* Wall Street hedges bets with incumbent
* Romney has also big financial sector backers
* Campaign spending in 2012 expected to set record (Adds comments, details of donations)
By Kim Dixon
WASHINGTON, July 22 (Reuters) - Despite howls of protests from many on Wall Street over some of President Barack Obama's policies, financial sector employees are giving at a greater rate to his re-election bid than during his last campaign.
One-third of the funds hauled in by Obama's big-money backers came from executives and others linked to the financial world, according to a report from the Center for Responsive Politics released on Friday.
The financial sector accounted for about 20 percent of what Obama's top fundraisers collected during his 2008 bid.
Several high-profile bank and hedge funds executives have griped publicly about Democratic policies, including the financial sector overhaul. Still, an incumbent is hard to beat and Wall Street likes to hedge its bets.
"Everyone likes a winner; Obama is the incumbent president and they are hard to oust," said Michael Beckel, a researcher at the center. "It is natural that they want to stay in his good graces even if some of them are upset" about certain policies.
Obama reported raising $86 million in the quarter ended June 30, which includes nearly $40 million raised for him by the Democratic National Committee.
Although Republican frontrunner Mitt Romney has not named most of his so-called bundlers -- well-connected individuals committed to raising big cash -- the former private equity executive has previously attracted major backing from the financial sector.
Executives and others linked to Goldman Sachs (GS.N) and the Bank of America (BAC.N) have been big Romney backers. Romney raised a total of $18.4 million in the second quarter.
"From 30,000 feet, Wall Street is where a lot of candidates turn for money," Beckel said.
Among the big names aggregating funds for Obama are hedge fund executive Orin Kramer of Boston Provident and Blair Effron of investment firm Centerview Partners.
Romney is at a disadvantage in that Obama can raise money through the national committee, which can accept donations of up to nearly $31,000. Individuals can only give up to $2,500 to personal campaigns.
The former Massachusetts governor did release the names of the handful of lobbyists who had bundled funds, as required by law. Those include an executive at U.K. bank Barclays (BARC.L).

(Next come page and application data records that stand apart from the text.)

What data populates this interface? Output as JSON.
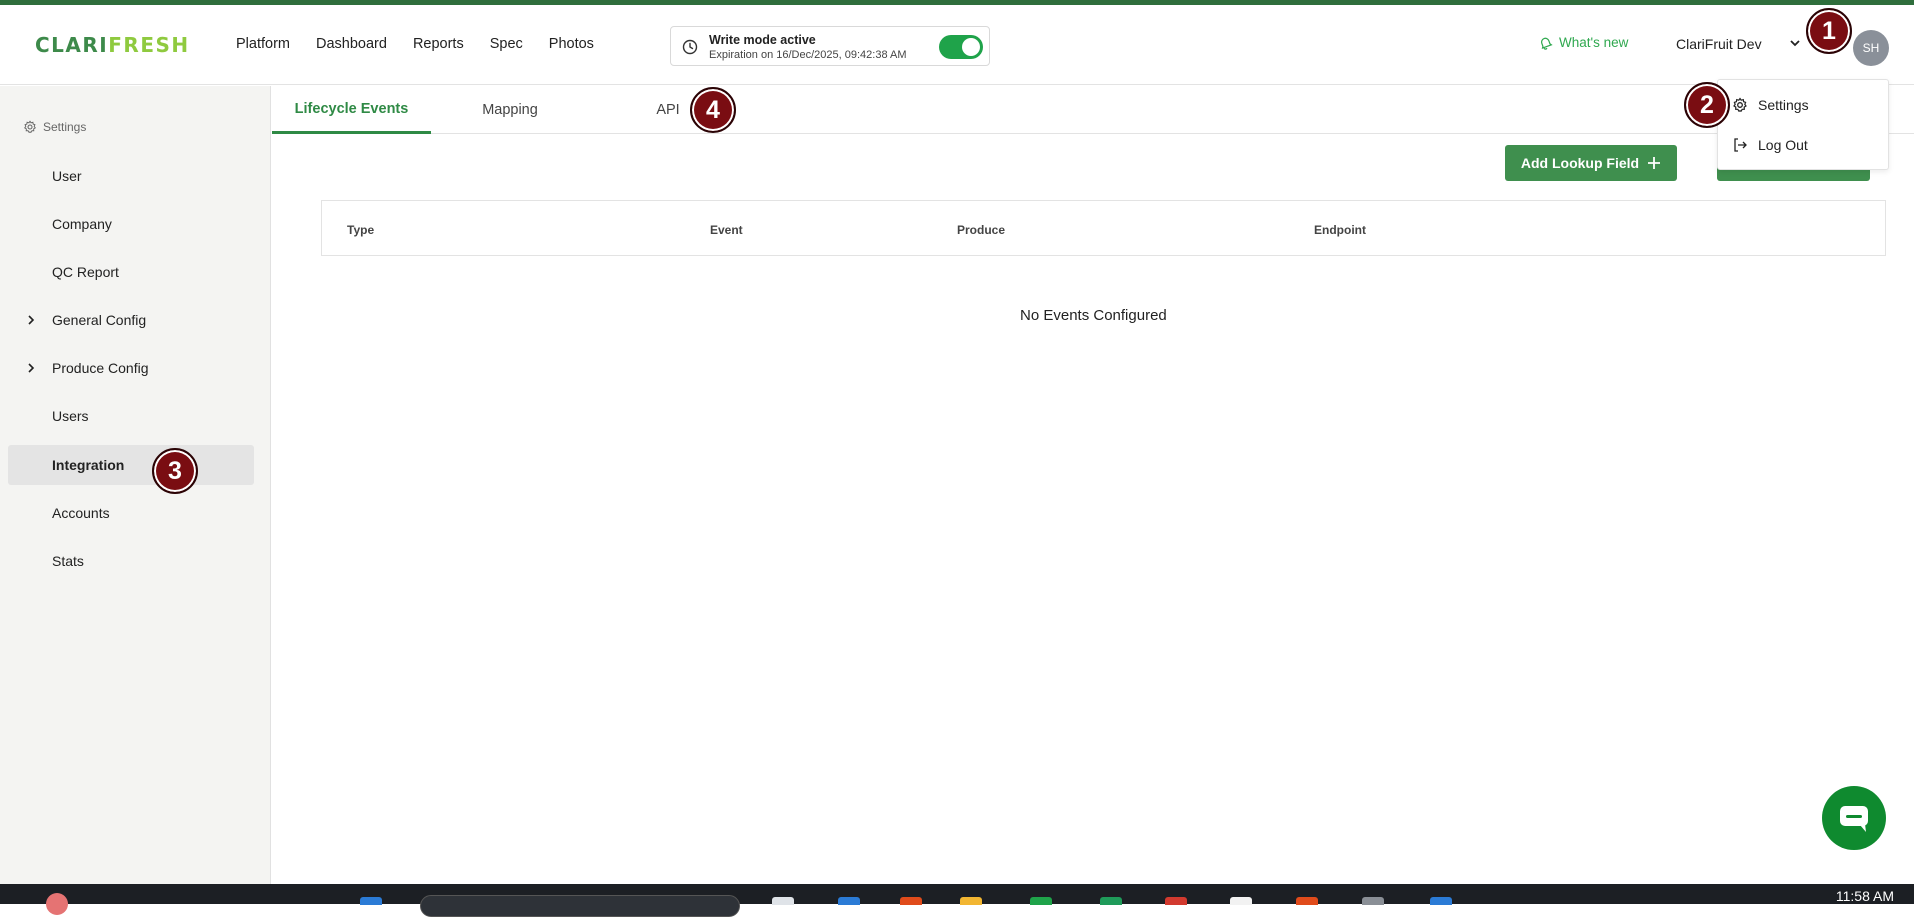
{
  "logo": {
    "part1": "CLARI",
    "part2": "FRESH"
  },
  "nav": [
    "Platform",
    "Dashboard",
    "Reports",
    "Spec",
    "Photos"
  ],
  "write_mode": {
    "title": "Write mode active",
    "expiration": "Expiration on 16/Dec/2025, 09:42:38 AM",
    "enabled": true
  },
  "whats_new": "What's new",
  "account_name": "ClariFruit Dev",
  "avatar_initials": "SH",
  "dropdown": {
    "settings": "Settings",
    "logout": "Log Out"
  },
  "sidebar": {
    "header": "Settings",
    "items": [
      {
        "label": "User"
      },
      {
        "label": "Company"
      },
      {
        "label": "QC Report"
      },
      {
        "label": "General Config",
        "expandable": true
      },
      {
        "label": "Produce Config",
        "expandable": true
      },
      {
        "label": "Users"
      },
      {
        "label": "Integration",
        "active": true
      },
      {
        "label": "Accounts"
      },
      {
        "label": "Stats"
      }
    ]
  },
  "tabs": [
    {
      "label": "Lifecycle Events",
      "active": true
    },
    {
      "label": "Mapping"
    },
    {
      "label": "API"
    }
  ],
  "add_lookup_button": "Add Lookup Field",
  "table": {
    "columns": [
      "Type",
      "Event",
      "Produce",
      "Endpoint"
    ],
    "empty_message": "No Events Configured"
  },
  "markers": [
    "1",
    "2",
    "3",
    "4"
  ],
  "taskbar": {
    "time": "11:58 AM"
  },
  "colors": {
    "brand_green": "#3f8f4e",
    "accent_green": "#2f8a45",
    "marker": "#7a0d12"
  }
}
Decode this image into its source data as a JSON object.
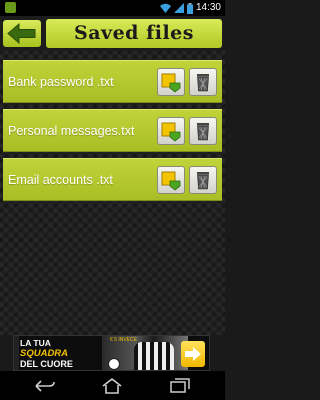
{
  "status_bar": {
    "time": "14:30"
  },
  "header": {
    "title": "Saved files"
  },
  "files": [
    {
      "name": "Bank password .txt"
    },
    {
      "name": "Personal messages.txt"
    },
    {
      "name": "Email accounts .txt"
    }
  ],
  "ad": {
    "line1": "LA TUA",
    "line2": "SQUADRA",
    "line3": "DEL CUORE",
    "small": "€ 5 INVECE"
  },
  "colors": {
    "accent": "#b6cc2e",
    "background": "#1f1f1f",
    "ad_accent": "#f2c200"
  }
}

The vast majority of Romney's donations came from big donors, many of whom have already reached their legal limit. Obama has been successful on both ends -- with very small and very big contributions.
The 2012 campaign is expected to be the priciest ever by wide margins in part due to recent court decisions allowing unlimited donations to outside spending groups with no disclosure.
While the Democrats' financial sector overhaul has inspired ire, many on Wall Street were more upset with Obama's rhetoric, said Jim Kessler, a vice president at the centrist Democratic think tank Third Way.
Obama has referred to bankers as "fat cats," for example.
"They felt they were being painted with a broad brush stroke by all Democrats in Washington, when many had absolutely nothing to do with the economic troubles going on," Kessler said.
At the same time, they give him credit for handling the financial markets collapse of 2007-2009, Kessler said.
Third Way is backed by trustees, several of whom have ties to Wall Street.
Individuals working for finance, insurance and real estate account for at least $11.8 million of the minimum $35 million raised by Obama's bundlers in the second quarter, according to the CRP analysis of the 15,000 pages of documents the campaign filed with federal election regulators.
During all of the 2008 cycle, financial sector fundraisers raised a minimum of $16.1 million of the nearly $77 million raised by top fundraisers.
Exact figures are unknown because the Obama campaign provided only ranges of funds raised.
(Reporting by Kim Dixon; Editing by Eric Walsh)